Your task: Go through the listing below and list every line with "JSON".
*** Task input ***
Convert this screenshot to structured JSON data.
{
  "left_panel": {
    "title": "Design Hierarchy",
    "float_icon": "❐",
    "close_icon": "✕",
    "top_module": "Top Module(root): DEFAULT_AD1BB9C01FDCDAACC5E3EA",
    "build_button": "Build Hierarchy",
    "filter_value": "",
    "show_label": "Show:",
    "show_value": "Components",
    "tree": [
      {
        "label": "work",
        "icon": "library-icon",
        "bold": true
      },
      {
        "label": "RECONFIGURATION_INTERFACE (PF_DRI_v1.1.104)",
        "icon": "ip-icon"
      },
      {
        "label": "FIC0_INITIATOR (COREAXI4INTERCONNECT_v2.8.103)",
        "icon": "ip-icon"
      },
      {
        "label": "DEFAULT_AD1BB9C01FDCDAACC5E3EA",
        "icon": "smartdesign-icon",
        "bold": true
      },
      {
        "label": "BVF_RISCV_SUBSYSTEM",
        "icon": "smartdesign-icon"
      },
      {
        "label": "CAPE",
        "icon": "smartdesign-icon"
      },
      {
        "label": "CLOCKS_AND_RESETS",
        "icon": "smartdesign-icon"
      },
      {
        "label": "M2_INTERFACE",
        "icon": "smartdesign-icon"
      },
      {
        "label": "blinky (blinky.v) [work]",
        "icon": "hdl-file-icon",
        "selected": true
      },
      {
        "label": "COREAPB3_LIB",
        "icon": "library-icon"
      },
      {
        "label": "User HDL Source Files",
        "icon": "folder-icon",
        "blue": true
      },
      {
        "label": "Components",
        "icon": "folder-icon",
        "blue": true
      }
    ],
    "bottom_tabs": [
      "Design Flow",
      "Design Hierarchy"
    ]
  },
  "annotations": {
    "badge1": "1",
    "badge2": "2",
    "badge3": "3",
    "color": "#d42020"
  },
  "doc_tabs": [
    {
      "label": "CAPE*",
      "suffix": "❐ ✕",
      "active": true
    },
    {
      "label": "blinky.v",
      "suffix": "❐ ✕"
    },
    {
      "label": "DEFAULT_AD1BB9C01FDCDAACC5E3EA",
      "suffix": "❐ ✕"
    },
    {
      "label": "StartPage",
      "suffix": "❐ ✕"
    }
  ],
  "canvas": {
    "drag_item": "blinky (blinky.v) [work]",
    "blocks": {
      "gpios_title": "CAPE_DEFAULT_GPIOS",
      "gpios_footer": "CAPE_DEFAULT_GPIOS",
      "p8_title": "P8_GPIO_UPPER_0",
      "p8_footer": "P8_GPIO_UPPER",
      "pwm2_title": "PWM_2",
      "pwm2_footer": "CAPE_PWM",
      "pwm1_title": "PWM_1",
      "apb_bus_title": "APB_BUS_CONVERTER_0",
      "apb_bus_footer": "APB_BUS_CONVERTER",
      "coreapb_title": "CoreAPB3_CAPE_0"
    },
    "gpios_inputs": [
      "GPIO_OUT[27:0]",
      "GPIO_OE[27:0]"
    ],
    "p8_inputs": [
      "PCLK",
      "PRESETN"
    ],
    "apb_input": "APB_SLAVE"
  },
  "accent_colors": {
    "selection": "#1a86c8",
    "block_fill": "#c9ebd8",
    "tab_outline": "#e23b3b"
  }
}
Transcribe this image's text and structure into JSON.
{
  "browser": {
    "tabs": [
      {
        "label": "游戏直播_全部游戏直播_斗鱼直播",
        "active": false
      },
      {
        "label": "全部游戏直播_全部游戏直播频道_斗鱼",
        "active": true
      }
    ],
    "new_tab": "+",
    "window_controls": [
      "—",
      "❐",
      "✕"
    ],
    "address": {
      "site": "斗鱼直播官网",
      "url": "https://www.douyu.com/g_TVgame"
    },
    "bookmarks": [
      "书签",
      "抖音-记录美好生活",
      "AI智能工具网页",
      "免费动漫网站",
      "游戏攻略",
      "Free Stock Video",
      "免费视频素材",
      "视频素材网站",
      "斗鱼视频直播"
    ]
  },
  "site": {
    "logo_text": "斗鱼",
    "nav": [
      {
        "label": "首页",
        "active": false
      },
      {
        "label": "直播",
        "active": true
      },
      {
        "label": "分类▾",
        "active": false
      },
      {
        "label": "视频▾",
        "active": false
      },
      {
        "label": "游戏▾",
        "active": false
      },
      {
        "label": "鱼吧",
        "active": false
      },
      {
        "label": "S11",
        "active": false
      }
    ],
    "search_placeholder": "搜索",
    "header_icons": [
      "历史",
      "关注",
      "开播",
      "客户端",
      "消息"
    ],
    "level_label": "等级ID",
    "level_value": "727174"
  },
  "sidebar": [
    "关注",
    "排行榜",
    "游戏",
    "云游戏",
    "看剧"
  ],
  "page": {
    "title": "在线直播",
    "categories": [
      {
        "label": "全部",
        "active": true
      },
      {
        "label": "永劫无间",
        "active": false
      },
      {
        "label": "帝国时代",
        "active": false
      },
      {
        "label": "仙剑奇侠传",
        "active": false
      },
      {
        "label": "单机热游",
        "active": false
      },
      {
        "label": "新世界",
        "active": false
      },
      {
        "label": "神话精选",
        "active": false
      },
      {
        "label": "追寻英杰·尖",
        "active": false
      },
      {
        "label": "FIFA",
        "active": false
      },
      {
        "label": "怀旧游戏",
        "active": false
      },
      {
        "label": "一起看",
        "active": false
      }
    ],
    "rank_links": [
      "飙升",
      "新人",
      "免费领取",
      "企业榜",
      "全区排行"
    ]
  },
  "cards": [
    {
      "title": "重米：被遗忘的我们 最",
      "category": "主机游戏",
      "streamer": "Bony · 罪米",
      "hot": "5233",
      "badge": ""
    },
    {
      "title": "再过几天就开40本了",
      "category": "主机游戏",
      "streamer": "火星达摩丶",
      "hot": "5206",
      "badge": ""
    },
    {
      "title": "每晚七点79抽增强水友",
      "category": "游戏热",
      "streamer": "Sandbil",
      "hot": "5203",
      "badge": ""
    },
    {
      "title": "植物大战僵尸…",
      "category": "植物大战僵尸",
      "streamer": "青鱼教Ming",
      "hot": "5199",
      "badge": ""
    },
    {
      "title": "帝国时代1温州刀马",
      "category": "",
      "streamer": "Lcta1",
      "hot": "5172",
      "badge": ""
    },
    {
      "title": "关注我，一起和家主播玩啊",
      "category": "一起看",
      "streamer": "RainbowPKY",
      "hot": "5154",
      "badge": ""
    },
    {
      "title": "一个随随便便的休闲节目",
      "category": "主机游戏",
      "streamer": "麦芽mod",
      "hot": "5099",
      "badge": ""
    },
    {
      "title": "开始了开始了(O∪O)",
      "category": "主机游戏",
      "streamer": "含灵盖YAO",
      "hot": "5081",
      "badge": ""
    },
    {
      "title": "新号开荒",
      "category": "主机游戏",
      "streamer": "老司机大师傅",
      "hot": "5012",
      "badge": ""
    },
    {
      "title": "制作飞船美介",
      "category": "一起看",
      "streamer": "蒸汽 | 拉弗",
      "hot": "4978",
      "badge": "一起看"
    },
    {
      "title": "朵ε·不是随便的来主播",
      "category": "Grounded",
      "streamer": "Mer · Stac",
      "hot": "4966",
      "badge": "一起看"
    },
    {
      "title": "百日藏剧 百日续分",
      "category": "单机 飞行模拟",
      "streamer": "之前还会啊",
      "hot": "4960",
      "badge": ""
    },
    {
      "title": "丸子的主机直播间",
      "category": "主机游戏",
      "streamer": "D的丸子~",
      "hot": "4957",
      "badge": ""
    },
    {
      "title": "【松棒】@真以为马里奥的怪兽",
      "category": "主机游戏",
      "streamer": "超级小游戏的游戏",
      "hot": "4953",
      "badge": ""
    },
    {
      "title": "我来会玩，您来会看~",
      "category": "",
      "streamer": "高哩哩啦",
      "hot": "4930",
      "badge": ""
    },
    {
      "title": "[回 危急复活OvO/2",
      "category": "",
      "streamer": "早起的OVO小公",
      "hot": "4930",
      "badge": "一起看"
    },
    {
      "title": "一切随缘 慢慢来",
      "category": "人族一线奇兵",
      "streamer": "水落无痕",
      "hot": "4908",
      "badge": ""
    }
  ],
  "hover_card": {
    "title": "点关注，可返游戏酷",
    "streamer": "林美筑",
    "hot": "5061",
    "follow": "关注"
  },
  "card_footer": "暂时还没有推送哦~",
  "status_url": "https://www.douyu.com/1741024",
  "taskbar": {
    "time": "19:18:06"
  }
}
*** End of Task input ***
Result of the task:
Convert this screenshot to structured JSON data.
Transcribe this image's text and structure into JSON.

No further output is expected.